YOUR INSTRUCTIONS:
All entries should be output exactly as they stand.

Stored data entries:

# # #

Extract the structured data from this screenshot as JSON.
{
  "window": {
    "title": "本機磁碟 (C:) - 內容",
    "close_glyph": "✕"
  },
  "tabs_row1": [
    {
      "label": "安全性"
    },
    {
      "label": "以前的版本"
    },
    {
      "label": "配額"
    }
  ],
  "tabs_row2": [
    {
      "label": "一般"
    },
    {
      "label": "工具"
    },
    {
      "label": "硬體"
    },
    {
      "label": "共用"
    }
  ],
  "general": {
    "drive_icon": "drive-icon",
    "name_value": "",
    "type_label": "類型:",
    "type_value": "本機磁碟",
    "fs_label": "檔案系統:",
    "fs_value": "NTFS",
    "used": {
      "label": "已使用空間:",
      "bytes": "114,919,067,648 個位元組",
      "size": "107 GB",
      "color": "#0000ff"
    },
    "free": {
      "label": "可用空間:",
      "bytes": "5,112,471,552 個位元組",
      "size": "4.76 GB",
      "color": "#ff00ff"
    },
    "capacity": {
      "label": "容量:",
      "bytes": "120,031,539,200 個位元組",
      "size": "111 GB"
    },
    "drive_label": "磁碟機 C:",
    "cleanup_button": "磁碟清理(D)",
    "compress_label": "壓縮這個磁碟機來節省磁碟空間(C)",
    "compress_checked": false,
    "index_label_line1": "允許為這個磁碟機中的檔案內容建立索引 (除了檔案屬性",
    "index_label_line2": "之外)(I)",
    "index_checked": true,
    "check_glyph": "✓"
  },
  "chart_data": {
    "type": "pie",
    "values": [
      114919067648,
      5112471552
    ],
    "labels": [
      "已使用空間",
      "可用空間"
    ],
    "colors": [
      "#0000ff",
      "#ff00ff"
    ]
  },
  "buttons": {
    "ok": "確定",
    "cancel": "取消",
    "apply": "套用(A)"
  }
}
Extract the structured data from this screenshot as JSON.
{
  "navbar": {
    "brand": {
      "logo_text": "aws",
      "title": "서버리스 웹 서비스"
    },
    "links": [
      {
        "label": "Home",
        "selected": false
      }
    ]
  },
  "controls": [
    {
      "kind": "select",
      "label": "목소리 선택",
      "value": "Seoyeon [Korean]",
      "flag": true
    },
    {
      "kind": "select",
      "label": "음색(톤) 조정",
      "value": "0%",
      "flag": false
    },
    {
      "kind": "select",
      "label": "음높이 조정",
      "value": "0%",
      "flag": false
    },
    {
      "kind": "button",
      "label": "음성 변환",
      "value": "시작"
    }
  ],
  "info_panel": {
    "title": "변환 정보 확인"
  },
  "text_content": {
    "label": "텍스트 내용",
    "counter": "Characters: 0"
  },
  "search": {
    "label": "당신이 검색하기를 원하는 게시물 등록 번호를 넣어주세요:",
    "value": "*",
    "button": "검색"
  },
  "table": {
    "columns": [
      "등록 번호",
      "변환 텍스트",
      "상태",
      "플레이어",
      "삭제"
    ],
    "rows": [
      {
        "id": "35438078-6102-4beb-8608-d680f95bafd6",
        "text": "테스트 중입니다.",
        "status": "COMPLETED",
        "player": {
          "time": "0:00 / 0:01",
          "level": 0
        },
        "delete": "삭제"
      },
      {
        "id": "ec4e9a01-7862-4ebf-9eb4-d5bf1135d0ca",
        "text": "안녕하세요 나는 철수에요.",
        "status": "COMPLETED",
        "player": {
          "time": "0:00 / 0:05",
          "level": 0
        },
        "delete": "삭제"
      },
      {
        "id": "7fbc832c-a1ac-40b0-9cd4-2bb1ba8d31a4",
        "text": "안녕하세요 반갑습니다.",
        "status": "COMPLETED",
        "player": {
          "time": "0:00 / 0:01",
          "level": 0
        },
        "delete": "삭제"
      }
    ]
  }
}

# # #

SOLUTION TO THIS PROBLEM:
Extract the structured data from this screenshot as JSON.
{
  "window": {
    "title": "本機磁碟 (C:) - 內容",
    "close_glyph": "✕"
  },
  "tabs_row1": [
    {
      "label": "安全性"
    },
    {
      "label": "以前的版本"
    },
    {
      "label": "配額"
    }
  ],
  "tabs_row2": [
    {
      "label": "一般"
    },
    {
      "label": "工具"
    },
    {
      "label": "硬體"
    },
    {
      "label": "共用"
    }
  ],
  "general": {
    "drive_icon": "drive-icon",
    "name_value": "",
    "type_label": "類型:",
    "type_value": "本機磁碟",
    "fs_label": "檔案系統:",
    "fs_value": "NTFS",
    "used": {
      "label": "已使用空間:",
      "bytes": "114,919,067,648 個位元組",
      "size": "107 GB",
      "color": "#0000ff"
    },
    "free": {
      "label": "可用空間:",
      "bytes": "5,112,471,552 個位元組",
      "size": "4.76 GB",
      "color": "#ff00ff"
    },
    "capacity": {
      "label": "容量:",
      "bytes": "120,031,539,200 個位元組",
      "size": "111 GB"
    },
    "drive_label": "磁碟機 C:",
    "cleanup_button": "磁碟清理(D)",
    "compress_label": "壓縮這個磁碟機來節省磁碟空間(C)",
    "compress_checked": false,
    "index_label_line1": "允許為這個磁碟機中的檔案內容建立索引 (除了檔案屬性",
    "index_label_line2": "之外)(I)",
    "index_checked": true,
    "check_glyph": "✓"
  },
  "chart_data": {
    "type": "pie",
    "values": [
      114919067648,
      5112471552
    ],
    "labels": [
      "已使用空間",
      "可用空間"
    ],
    "colors": [
      "#0000ff",
      "#ff00ff"
    ]
  },
  "buttons": {
    "ok": "確定",
    "cancel": "取消",
    "apply": "套用(A)"
  }
}
Extract the structured data from this screenshot as JSON.
{
  "navbar": {
    "brand": {
      "logo_text": "aws",
      "title": "서버리스 웹 서비스"
    },
    "links": [
      {
        "label": "Home",
        "selected": false
      }
    ]
  },
  "controls": [
    {
      "kind": "select",
      "label": "목소리 선택",
      "value": "Seoyeon [Korean]",
      "flag": true
    },
    {
      "kind": "select",
      "label": "음색(톤) 조정",
      "value": "0%",
      "flag": false
    },
    {
      "kind": "select",
      "label": "음높이 조정",
      "value": "0%",
      "flag": false
    },
    {
      "kind": "button",
      "label": "음성 변환",
      "value": "시작"
    }
  ],
  "info_panel": {
    "title": "변환 정보 확인"
  },
  "text_content": {
    "label": "텍스트 내용",
    "counter": "Characters: 0"
  },
  "search": {
    "label": "당신이 검색하기를 원하는 게시물 등록 번호를 넣어주세요:",
    "value": "*",
    "button": "검색"
  },
  "table": {
    "columns": [
      "등록 번호",
      "변환 텍스트",
      "상태",
      "플레이어",
      "삭제"
    ],
    "rows": [
      {
        "id": "35438078-6102-4beb-8608-d680f95bafd6",
        "text": "테스트 중입니다.",
        "status": "COMPLETED",
        "player": {
          "time": "0:00 / 0:01",
          "level": 0
        },
        "delete": "삭제"
      },
      {
        "id": "ec4e9a01-7862-4ebf-9eb4-d5bf1135d0ca",
        "text": "안녕하세요 나는 철수에요.",
        "status": "COMPLETED",
        "player": {
          "time": "0:00 / 0:05",
          "level": 0
        },
        "delete": "삭제"
      },
      {
        "id": "7fbc832c-a1ac-40b0-9cd4-2bb1ba8d31a4",
        "text": "안녕하세요 반갑습니다.",
        "status": "COMPLETED",
        "player": {
          "time": "0:00 / 0:01",
          "level": 0
        },
        "delete": "삭제"
      }
    ]
  }
}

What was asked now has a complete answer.